Latinos Feel More Comfortable When Dr Speaks Their Language

LOS ANGELES -  Foreign-born Latino patients had a more positive perception of health care quality when clinical service providers spoke to them in the same language, according to a recent study by William A. Vega, the executive director of the Edward R. Roybal Institute on Aging at the USC School of Social Work, and other researchers.

The study, published in The Journal of the American Board of Family Medicine, also found that these higher ratings for health care quality could not be explained by socioeconomic factors. When patient and provider spoke a concordant language, foreign-born Latinos reported less confusion and frustration with the information received from clinicians and better overall ratings of health care quality.

“This [study] makes a strong point that when patient and clinicians do not speak the same language, there are negative consequences for the patient,” Vega said.

One in five Americans speaks a language other than English at home, and some speak little or no English at all. Latinos are the largest and fastest growing ethnic/racial group in the United States, and the U.S. Census projects that about one third of the U.S. population will be Latino by the year 2050.

New health care reforms that will be implemented will need to adequately address language barriers that can lead to discrimination in quality of care received for this growing population, Vega said.

“In the context of health care reform implementation, the research clearly supports taking the necessary steps to ensure that after nearly 50 years since Title VI, tangible steps can be taken to fulfill its mandate in America,” Vega said.

One of goals of Title VI of the Civil Rights Act, which was enacted over 40 years ago, was to prevent discrimination from being funded by federal dollars. Because almost all health care organizations receive some form of federal funding, they must ensure that language barriers do not impact the quality of care provided to patients.

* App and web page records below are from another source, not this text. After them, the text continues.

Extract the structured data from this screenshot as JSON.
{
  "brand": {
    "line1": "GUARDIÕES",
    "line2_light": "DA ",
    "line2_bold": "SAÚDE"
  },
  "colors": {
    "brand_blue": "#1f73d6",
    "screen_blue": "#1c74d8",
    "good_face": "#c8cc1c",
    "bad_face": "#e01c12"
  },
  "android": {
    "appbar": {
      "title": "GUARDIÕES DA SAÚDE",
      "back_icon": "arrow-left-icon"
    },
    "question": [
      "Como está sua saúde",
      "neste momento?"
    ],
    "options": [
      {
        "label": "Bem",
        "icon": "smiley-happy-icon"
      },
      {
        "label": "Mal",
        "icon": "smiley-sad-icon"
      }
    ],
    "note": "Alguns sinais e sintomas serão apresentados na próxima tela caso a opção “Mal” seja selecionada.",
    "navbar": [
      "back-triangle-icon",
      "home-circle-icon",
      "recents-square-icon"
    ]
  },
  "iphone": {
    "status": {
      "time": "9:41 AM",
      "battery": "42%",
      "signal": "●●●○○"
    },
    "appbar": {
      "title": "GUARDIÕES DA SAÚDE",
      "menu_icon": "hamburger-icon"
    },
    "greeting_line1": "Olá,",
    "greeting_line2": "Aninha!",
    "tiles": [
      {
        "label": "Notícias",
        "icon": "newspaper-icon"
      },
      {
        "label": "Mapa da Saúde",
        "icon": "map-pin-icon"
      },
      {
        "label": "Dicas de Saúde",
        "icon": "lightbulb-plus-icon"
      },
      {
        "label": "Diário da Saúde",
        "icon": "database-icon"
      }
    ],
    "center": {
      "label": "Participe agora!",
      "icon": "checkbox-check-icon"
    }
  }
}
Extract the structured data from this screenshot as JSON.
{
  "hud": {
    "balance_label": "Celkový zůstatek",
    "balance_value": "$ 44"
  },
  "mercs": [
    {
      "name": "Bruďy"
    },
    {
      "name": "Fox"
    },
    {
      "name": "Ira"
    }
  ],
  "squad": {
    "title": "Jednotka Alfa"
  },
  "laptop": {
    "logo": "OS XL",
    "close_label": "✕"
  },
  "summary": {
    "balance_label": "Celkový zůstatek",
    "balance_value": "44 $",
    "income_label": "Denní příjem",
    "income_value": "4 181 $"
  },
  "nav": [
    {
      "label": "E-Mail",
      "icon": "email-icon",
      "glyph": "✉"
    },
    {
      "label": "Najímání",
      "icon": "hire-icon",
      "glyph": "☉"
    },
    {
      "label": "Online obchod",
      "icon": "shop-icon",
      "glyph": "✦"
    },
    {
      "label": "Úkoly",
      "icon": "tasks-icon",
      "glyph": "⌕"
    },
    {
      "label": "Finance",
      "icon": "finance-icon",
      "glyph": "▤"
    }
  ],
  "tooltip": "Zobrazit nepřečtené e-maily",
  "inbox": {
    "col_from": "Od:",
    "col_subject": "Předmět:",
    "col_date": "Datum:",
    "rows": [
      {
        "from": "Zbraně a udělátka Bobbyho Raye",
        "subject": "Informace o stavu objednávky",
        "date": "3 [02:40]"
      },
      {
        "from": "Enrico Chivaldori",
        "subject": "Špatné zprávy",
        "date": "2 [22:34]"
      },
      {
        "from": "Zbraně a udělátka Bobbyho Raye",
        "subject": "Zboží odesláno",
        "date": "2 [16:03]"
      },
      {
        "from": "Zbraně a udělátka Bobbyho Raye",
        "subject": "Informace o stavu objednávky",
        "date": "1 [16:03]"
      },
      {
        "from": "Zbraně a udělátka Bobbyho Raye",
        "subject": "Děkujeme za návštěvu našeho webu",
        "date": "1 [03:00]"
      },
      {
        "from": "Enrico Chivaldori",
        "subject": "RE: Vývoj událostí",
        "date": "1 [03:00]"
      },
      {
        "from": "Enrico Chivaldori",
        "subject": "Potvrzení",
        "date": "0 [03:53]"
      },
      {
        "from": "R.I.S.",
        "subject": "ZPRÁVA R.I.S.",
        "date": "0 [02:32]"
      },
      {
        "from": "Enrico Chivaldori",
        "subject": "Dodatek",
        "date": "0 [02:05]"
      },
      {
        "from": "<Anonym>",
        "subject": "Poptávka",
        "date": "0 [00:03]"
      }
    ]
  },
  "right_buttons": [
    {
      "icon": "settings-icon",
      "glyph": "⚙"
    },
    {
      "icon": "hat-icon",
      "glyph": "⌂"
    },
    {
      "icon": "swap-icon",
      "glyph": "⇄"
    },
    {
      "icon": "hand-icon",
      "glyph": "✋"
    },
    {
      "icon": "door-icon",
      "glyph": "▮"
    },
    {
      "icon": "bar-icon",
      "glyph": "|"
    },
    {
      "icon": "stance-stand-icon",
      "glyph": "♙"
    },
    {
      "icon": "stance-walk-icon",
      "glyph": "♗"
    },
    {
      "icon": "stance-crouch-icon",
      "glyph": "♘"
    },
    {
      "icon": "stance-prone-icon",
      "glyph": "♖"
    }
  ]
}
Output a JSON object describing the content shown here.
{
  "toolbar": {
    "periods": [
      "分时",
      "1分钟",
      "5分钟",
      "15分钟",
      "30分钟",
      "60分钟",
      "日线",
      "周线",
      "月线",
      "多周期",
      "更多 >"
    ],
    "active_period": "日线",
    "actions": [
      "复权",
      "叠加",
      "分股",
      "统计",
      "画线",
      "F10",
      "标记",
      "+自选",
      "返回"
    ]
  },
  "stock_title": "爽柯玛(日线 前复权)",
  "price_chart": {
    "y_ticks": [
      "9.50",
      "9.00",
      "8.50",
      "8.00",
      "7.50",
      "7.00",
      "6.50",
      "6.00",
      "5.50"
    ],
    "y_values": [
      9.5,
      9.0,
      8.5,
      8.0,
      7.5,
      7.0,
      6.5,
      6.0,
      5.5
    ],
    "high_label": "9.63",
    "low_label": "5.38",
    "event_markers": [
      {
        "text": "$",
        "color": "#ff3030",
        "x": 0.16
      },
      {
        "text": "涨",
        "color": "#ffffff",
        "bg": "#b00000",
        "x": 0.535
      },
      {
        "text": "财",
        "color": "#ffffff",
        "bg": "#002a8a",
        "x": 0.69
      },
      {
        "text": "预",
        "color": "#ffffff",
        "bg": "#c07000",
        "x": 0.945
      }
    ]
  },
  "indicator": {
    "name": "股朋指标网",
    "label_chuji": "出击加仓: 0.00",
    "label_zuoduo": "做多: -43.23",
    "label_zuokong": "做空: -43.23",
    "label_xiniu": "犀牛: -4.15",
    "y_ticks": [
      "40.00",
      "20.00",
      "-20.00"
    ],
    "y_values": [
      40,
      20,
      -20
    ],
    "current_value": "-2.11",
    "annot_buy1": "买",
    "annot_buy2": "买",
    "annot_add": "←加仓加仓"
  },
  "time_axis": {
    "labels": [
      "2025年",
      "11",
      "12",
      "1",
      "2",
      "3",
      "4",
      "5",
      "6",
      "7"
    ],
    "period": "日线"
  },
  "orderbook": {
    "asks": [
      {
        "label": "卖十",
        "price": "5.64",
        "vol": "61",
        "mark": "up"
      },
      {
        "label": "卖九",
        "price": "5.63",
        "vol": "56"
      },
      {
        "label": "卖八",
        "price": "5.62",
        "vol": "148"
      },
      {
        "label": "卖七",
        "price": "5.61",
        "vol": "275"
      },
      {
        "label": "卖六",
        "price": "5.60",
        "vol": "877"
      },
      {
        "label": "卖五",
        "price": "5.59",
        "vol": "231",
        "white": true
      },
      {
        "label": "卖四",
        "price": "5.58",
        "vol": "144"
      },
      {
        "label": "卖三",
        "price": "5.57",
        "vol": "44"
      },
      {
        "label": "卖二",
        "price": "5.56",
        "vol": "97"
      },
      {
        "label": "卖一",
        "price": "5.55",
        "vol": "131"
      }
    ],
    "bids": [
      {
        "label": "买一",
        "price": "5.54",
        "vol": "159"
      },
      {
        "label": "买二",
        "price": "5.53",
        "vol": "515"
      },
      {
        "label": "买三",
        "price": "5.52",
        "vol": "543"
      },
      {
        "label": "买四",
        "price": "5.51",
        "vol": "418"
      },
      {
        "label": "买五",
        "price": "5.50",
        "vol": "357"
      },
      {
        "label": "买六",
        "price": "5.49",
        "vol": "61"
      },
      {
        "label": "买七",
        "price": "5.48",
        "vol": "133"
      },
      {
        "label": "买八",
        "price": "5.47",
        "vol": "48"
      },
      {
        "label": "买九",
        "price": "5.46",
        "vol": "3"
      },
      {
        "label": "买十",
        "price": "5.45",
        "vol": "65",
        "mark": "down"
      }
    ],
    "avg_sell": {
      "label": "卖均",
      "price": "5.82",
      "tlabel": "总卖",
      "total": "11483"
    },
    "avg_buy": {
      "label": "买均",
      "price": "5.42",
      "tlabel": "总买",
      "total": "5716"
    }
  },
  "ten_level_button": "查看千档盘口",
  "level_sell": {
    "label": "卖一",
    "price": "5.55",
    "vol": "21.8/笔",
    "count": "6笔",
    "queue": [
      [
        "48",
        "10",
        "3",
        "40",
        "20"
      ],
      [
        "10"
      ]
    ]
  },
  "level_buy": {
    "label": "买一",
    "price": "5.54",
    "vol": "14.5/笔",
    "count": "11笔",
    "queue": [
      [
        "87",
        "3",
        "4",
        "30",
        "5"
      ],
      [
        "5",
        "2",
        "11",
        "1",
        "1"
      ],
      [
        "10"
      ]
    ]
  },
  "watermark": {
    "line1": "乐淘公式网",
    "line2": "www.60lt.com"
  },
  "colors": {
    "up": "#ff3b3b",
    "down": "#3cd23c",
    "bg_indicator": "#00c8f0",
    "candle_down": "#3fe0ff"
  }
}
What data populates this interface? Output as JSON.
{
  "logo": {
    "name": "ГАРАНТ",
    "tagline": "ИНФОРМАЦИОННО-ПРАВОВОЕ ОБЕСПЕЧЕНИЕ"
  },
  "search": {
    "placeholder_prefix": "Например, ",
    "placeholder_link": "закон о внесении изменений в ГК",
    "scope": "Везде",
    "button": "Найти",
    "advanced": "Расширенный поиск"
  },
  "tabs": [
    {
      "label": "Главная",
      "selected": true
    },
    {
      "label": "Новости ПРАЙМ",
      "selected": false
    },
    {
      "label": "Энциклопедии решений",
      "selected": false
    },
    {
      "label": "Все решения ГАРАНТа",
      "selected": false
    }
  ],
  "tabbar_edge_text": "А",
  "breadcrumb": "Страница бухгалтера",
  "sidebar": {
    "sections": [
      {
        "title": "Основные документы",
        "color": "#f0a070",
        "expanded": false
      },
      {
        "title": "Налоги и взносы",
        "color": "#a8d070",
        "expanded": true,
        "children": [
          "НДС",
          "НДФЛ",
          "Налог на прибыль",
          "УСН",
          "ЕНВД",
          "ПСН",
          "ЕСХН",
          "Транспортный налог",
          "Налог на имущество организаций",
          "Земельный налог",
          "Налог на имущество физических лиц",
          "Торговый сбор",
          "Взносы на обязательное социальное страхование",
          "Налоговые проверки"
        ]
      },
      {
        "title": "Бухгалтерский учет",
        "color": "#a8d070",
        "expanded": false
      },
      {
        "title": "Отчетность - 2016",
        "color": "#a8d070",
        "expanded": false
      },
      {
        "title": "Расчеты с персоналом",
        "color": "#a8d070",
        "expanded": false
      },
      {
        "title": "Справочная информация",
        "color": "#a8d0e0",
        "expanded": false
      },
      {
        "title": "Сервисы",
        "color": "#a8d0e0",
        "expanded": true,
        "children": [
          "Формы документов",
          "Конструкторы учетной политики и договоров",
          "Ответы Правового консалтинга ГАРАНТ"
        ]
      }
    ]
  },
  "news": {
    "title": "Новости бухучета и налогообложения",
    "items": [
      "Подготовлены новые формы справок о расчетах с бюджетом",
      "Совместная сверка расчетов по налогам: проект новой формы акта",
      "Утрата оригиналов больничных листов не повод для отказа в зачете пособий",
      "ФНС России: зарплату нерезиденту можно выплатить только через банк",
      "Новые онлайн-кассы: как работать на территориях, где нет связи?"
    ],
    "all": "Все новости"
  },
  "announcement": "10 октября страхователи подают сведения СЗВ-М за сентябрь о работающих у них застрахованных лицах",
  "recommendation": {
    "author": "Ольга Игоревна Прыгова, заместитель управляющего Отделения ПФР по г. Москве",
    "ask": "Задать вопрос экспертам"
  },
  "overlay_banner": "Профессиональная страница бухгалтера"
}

“Title VI of the 1964 Civil Rights Act offered a specific assurance that patients who speak a primary language other than English should receive services in a language they could fully understand,” Vega said.
 
Vega is one the nation’s leading experts on health disparities that affect aging ethnic minority populations. The USC Roybal Institute is dedicated to translational research, policy advocacy and training that improves the health, mental health and care of older persons, particularly those from multiethnic backgrounds.


STORY TAGS: HISPANIC, LATINO, MEXICAN, MINORITY, CIVIL RIGHTS, DISCRIMINATION, RACISM, DIVERSITY, LATINA, RACIAL EQUALITY, BIAS, EQUALITY

Video

White House Live Stream
LIVE VIDEO EVERY SATURDAY
alsharpton Rev. Al Sharpton
9 to 11 am EST
jjackson Rev. Jesse Jackson
10 to noon CST


Video

LIVE BROADCASTS
Sounds Make the News ®
WAOK-Urban
Atlanta - WAOK-Urban
KPFA-Progressive
Berkley / San Francisco - KPFA-Progressive
WVON-Urban
Chicago - WVON-Urban
KJLH - Urban
Los Angeles - KJLH - Urban
WKDM-Mandarin Chinese
New York - WKDM-Mandarin Chinese
WADO-Spanish
New York - WADO-Spanish
WBAI - Progressive
New York - WBAI - Progressive
WOL-Urban
Washington - WOL-Urban

Listen to United Natiosns News